You know what’s truly hilarious about Mikey’s post? (Besides the incredibly spittle-flecked prose?) It’s that his utterly loony rhetoric about the “medical mafia,” a “chemical holocaust” due to vaccines, and his belief that vaccines make people violent because of the mercury will likely do far more confirm to Chili’s management that it made the right choice. I rather suspect that, in secret, the NAA is rather unhappy with Mikey. Through the cancellation by Chili’s of its Give Back event, the NAA might have had a setback in its goal, a goal shared by many “mainstream” antivaccine groups, to achieve “respectability,” but it can and will try again with another corporation somewhere, sometime. Now it might have to wait much longer before trying again, because the fresh memory of (not to mention Google searches of NAA showing) Mikey’s raving support will make it more difficult for the NAA to overcome that problem the next time it tries to fool a corporation into thinking it’s a legitimate “autism advocacy” charity rather than an antivaccine group.

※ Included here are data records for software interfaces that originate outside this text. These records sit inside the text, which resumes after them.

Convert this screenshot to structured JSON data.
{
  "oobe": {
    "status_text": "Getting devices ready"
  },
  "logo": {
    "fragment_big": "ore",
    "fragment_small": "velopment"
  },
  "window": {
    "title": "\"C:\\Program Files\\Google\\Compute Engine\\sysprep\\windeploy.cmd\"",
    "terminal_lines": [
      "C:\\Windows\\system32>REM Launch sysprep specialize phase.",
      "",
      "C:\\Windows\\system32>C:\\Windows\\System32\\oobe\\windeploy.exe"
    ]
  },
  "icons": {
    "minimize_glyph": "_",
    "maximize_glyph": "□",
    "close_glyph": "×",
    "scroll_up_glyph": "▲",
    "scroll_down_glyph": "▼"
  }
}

I actually do feel sorry for Chili’s and almost—almost!—feel sorry for the NAA.
On second thought, no I don’t, at least not for the NAA. Just check out Wendy Fournier’s reaction:
Wendy Fournier, president of NAA, said, “It was obvious that the comments [Chili's was] getting were a fight about vaccines. Everybody was all heated up and wanting to boycott. It was bullying. It was orchestrated by a small number of people who wanted to deny assistance to families that we serve through our program.”
Fournier said that NAA is not anti-vaccination, and that she and her co-workers have vaccinated their children. She said that the statements on the NAA website about vaccinations and autism are the views of parents who “are entitled to their viewpoints without being attacked.”
Everyone’s entitled to her own viewpoint, as they say, but she’s not entitled to her own facts. Also, freedom of speech does not equal freedom from criticism. If you hold pseudoscientific antivaccine views that, if implemented, would harm children, you will be criticized. Also, how many organizations have statements on their website that they don’t endorse without actually…oh, you know…having labeled them as not being endorsed by the organization? Particularly when the statements are prefaced by “the National Autism Association believes“? Not “some of our parents believe,” but “the National Autism Association believes.” Not many. Alternatively, even if you take the NAA at its word, it’s clearly an incompetently run organization if it can’t update its website after “years” to reflect its current views. No, I suspect that the NAA wants to have it both ways, and this time it got burned. Good.
Thanks, Mikey! Without meaning to, you’ve actually probably helped the pro-science cause by laying bare the associations between NAA and the antivaccine movement. I’m sure Ms. Fournier appreciates your efforts on the NAA’s behalf.